Data for this task:
= = = = =

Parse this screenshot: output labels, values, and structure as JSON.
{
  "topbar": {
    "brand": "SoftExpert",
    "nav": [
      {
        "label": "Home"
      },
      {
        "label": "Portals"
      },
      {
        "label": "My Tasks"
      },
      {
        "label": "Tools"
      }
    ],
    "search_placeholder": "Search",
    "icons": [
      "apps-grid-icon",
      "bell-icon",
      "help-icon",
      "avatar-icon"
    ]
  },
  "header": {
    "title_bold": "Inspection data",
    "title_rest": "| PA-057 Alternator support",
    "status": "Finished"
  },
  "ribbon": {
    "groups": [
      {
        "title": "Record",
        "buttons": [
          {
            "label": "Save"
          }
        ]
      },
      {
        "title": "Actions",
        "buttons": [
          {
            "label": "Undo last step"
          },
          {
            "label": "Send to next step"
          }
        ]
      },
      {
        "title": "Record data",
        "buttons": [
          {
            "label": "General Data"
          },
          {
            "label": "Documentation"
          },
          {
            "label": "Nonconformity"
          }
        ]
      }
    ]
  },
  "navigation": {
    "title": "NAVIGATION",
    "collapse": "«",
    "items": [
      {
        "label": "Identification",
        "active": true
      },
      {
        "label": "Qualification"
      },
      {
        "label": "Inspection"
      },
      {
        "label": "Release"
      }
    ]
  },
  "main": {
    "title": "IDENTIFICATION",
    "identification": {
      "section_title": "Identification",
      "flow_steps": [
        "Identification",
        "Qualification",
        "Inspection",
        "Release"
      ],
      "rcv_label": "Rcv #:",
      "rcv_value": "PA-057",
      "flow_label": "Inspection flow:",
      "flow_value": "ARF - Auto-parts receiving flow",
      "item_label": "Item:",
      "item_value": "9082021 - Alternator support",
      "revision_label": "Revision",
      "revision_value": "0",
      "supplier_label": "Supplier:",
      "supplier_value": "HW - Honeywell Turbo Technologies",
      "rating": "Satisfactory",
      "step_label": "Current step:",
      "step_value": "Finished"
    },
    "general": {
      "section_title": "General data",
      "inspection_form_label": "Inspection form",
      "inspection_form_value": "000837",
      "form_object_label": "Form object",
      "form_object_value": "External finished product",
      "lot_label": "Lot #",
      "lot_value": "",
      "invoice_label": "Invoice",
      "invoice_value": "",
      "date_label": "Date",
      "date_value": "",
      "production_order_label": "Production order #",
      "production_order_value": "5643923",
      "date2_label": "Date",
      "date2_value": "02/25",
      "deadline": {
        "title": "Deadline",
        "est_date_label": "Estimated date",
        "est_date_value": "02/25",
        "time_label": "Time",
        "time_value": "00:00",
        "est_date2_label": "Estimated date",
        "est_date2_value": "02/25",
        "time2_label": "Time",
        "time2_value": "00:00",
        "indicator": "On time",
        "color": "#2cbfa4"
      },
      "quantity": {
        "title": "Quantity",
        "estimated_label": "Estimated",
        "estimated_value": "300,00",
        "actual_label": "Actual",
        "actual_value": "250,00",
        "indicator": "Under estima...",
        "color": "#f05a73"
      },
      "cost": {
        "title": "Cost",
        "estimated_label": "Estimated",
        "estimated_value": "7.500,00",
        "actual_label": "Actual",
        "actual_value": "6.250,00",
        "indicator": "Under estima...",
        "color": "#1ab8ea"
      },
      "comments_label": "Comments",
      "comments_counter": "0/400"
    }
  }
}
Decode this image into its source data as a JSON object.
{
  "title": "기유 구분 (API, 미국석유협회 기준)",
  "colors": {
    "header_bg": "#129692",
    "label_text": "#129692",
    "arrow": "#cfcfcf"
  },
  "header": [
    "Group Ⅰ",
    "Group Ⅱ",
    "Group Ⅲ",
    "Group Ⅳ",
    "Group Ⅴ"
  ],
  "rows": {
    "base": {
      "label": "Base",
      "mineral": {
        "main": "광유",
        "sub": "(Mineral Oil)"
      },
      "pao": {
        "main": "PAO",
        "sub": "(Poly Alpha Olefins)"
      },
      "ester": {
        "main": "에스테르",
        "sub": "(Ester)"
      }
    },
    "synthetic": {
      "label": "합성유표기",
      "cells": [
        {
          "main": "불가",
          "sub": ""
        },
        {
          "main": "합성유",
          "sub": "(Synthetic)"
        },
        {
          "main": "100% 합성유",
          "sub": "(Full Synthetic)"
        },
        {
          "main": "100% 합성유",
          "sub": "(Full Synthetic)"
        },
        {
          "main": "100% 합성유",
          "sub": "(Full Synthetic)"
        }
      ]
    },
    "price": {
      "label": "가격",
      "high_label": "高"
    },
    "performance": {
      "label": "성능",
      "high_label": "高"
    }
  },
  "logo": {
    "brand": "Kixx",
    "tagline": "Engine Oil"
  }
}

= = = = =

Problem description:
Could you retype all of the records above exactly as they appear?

Expected answer:
Parse this screenshot: output labels, values, and structure as JSON.
{
  "topbar": {
    "brand": "SoftExpert",
    "nav": [
      {
        "label": "Home"
      },
      {
        "label": "Portals"
      },
      {
        "label": "My Tasks"
      },
      {
        "label": "Tools"
      }
    ],
    "search_placeholder": "Search",
    "icons": [
      "apps-grid-icon",
      "bell-icon",
      "help-icon",
      "avatar-icon"
    ]
  },
  "header": {
    "title_bold": "Inspection data",
    "title_rest": "| PA-057 Alternator support",
    "status": "Finished"
  },
  "ribbon": {
    "groups": [
      {
        "title": "Record",
        "buttons": [
          {
            "label": "Save"
          }
        ]
      },
      {
        "title": "Actions",
        "buttons": [
          {
            "label": "Undo last step"
          },
          {
            "label": "Send to next step"
          }
        ]
      },
      {
        "title": "Record data",
        "buttons": [
          {
            "label": "General Data"
          },
          {
            "label": "Documentation"
          },
          {
            "label": "Nonconformity"
          }
        ]
      }
    ]
  },
  "navigation": {
    "title": "NAVIGATION",
    "collapse": "«",
    "items": [
      {
        "label": "Identification",
        "active": true
      },
      {
        "label": "Qualification"
      },
      {
        "label": "Inspection"
      },
      {
        "label": "Release"
      }
    ]
  },
  "main": {
    "title": "IDENTIFICATION",
    "identification": {
      "section_title": "Identification",
      "flow_steps": [
        "Identification",
        "Qualification",
        "Inspection",
        "Release"
      ],
      "rcv_label": "Rcv #:",
      "rcv_value": "PA-057",
      "flow_label": "Inspection flow:",
      "flow_value": "ARF - Auto-parts receiving flow",
      "item_label": "Item:",
      "item_value": "9082021 - Alternator support",
      "revision_label": "Revision",
      "revision_value": "0",
      "supplier_label": "Supplier:",
      "supplier_value": "HW - Honeywell Turbo Technologies",
      "rating": "Satisfactory",
      "step_label": "Current step:",
      "step_value": "Finished"
    },
    "general": {
      "section_title": "General data",
      "inspection_form_label": "Inspection form",
      "inspection_form_value": "000837",
      "form_object_label": "Form object",
      "form_object_value": "External finished product",
      "lot_label": "Lot #",
      "lot_value": "",
      "invoice_label": "Invoice",
      "invoice_value": "",
      "date_label": "Date",
      "date_value": "",
      "production_order_label": "Production order #",
      "production_order_value": "5643923",
      "date2_label": "Date",
      "date2_value": "02/25",
      "deadline": {
        "title": "Deadline",
        "est_date_label": "Estimated date",
        "est_date_value": "02/25",
        "time_label": "Time",
        "time_value": "00:00",
        "est_date2_label": "Estimated date",
        "est_date2_value": "02/25",
        "time2_label": "Time",
        "time2_value": "00:00",
        "indicator": "On time",
        "color": "#2cbfa4"
      },
      "quantity": {
        "title": "Quantity",
        "estimated_label": "Estimated",
        "estimated_value": "300,00",
        "actual_label": "Actual",
        "actual_value": "250,00",
        "indicator": "Under estima...",
        "color": "#f05a73"
      },
      "cost": {
        "title": "Cost",
        "estimated_label": "Estimated",
        "estimated_value": "7.500,00",
        "actual_label": "Actual",
        "actual_value": "6.250,00",
        "indicator": "Under estima...",
        "color": "#1ab8ea"
      },
      "comments_label": "Comments",
      "comments_counter": "0/400"
    }
  }
}
Decode this image into its source data as a JSON object.
{
  "title": "기유 구분 (API, 미국석유협회 기준)",
  "colors": {
    "header_bg": "#129692",
    "label_text": "#129692",
    "arrow": "#cfcfcf"
  },
  "header": [
    "Group Ⅰ",
    "Group Ⅱ",
    "Group Ⅲ",
    "Group Ⅳ",
    "Group Ⅴ"
  ],
  "rows": {
    "base": {
      "label": "Base",
      "mineral": {
        "main": "광유",
        "sub": "(Mineral Oil)"
      },
      "pao": {
        "main": "PAO",
        "sub": "(Poly Alpha Olefins)"
      },
      "ester": {
        "main": "에스테르",
        "sub": "(Ester)"
      }
    },
    "synthetic": {
      "label": "합성유표기",
      "cells": [
        {
          "main": "불가",
          "sub": ""
        },
        {
          "main": "합성유",
          "sub": "(Synthetic)"
        },
        {
          "main": "100% 합성유",
          "sub": "(Full Synthetic)"
        },
        {
          "main": "100% 합성유",
          "sub": "(Full Synthetic)"
        },
        {
          "main": "100% 합성유",
          "sub": "(Full Synthetic)"
        }
      ]
    },
    "price": {
      "label": "가격",
      "high_label": "高"
    },
    "performance": {
      "label": "성능",
      "high_label": "高"
    }
  },
  "logo": {
    "brand": "Kixx",
    "tagline": "Engine Oil"
  }
}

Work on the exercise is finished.